THE POST-OFFICE AND THE PRESS.
AFrEn our -free remarks, last week, on the Post-Office arrange- ments for the transmission of newspapers to the country, it be- comes a point of honour with us to state, that one of the instances of non-deliveiy, referred to in our last Number, has been perfectly accounted for by Sir FRANCIS FREELING. The packet of papers intended for a correspondent in Edinburgh, has been found in the repositories of the General Post-Office in London ; the cover bears the name of the gentleman to whom the packet should have gone, but not the name of the town. From this we perceive, that the senders of newspapers are sometimes at least to blame for their non-arrival ; and that one of the numerous sources of miscarriage is imperfect direction. In apology for our public complaint, Ilhich is thus shown to have been so far inaccurate, we must aserve, that we had made a private complaint eight days before, and that until our public complaint appeared, no tidings of the missing packet reached us.

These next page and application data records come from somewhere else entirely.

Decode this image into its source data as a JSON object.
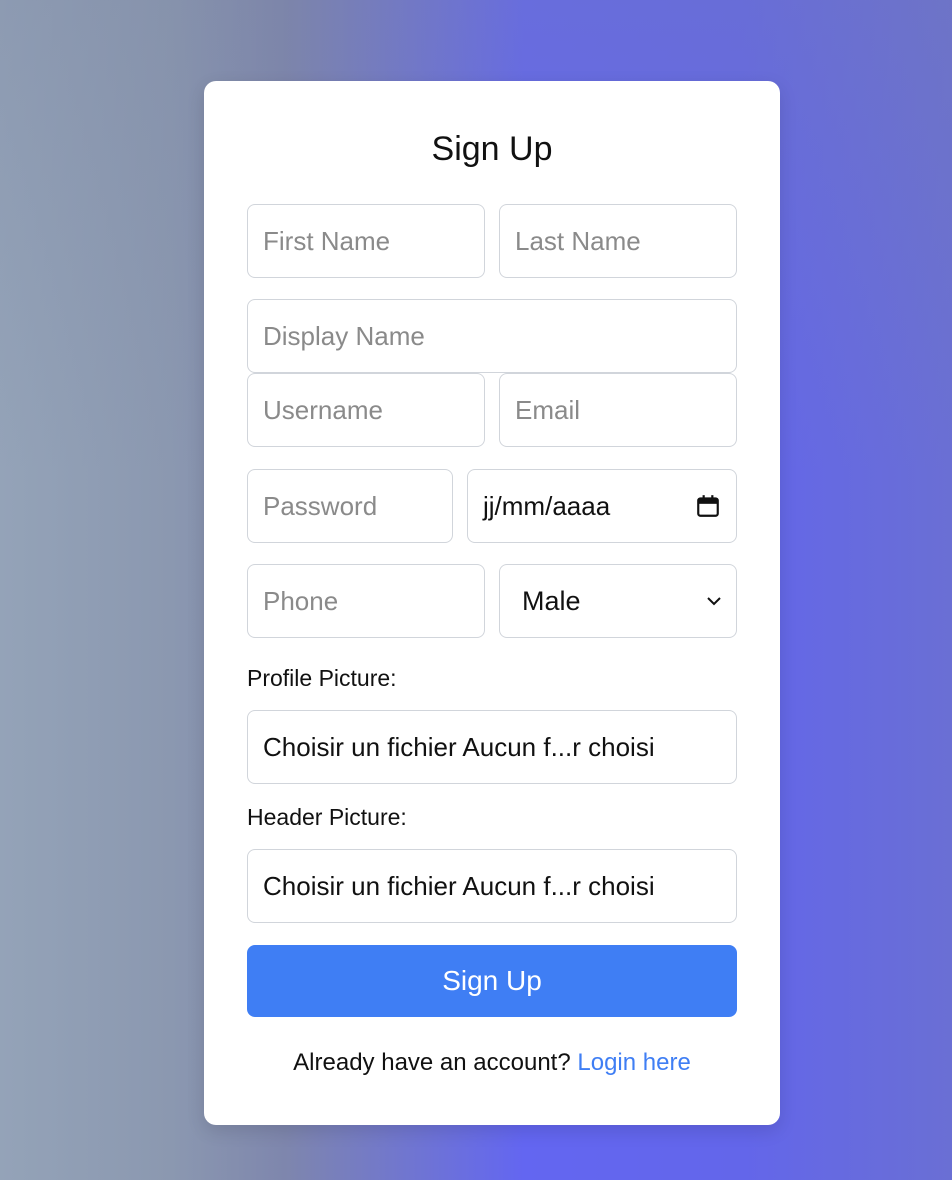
{
  "form": {
    "title": "Sign Up",
    "first_name_placeholder": "First Name",
    "last_name_placeholder": "Last Name",
    "display_name_placeholder": "Display Name",
    "username_placeholder": "Username",
    "email_placeholder": "Email",
    "password_placeholder": "Password",
    "birthdate_value": "jj/mm/aaaa",
    "phone_placeholder": "Phone",
    "gender_selected": "Male",
    "profile_picture_label": "Profile Picture:",
    "profile_picture_value": "Choisir un fichier Aucun f...r choisi",
    "header_picture_label": "Header Picture:",
    "header_picture_value": "Choisir un fichier Aucun f...r choisi",
    "submit_label": "Sign Up",
    "footer_text": "Already have an account?",
    "login_link": "Login here"
  },
  "colors": {
    "primary": "#3f7ef4",
    "card_bg": "#ffffff",
    "border": "#d1d5db"
  },
  "icons": {
    "calendar": "calendar-icon",
    "select_arrow": "chevron-down-icon"
  }
}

Another source of non-delivery is mentioned by an anonymous correspondent. He says, that as the door of the Post-Office is shutting at six o'clock, newsmen's boys who arrive late are in the habit of throwing papers at the door, in the hope of their being received ; and that frequently, some of them miss the diminishing aperture, and are not afterwards picked up. With respect to those readers in the country, whose papers are, in the first instance, read in town, there are numerous sources of loss and delay, to which perhaps no 'remedy is applicable. Nei- ther do we say that a remedy is applicable to every case of error occurring in the regular channels of transmission. What we wish the Post-Office to do, is to inquire into the various causes of non- transmission—to separate the accidental from the constant, the remediable from the remediless—to point out to the public where they alone are to blame, and to amend the practice where the blame lies with the Post-Office.
In the case of misdirection, the remedy is clear,—let the paper be 'sent back to the publishing-office ; or let the address be ex- posed at the Post-Office, as the addresses of misdirected letters are. By the latter very simple expedient, the newsmen could readily ascertain whether any error of address had been committed by their clerks. We have reason to believe that at length the attention of the Post- Office authorities is seriously directed to this subject ; and we hope that in a few weeks we shall witness the fruits of it.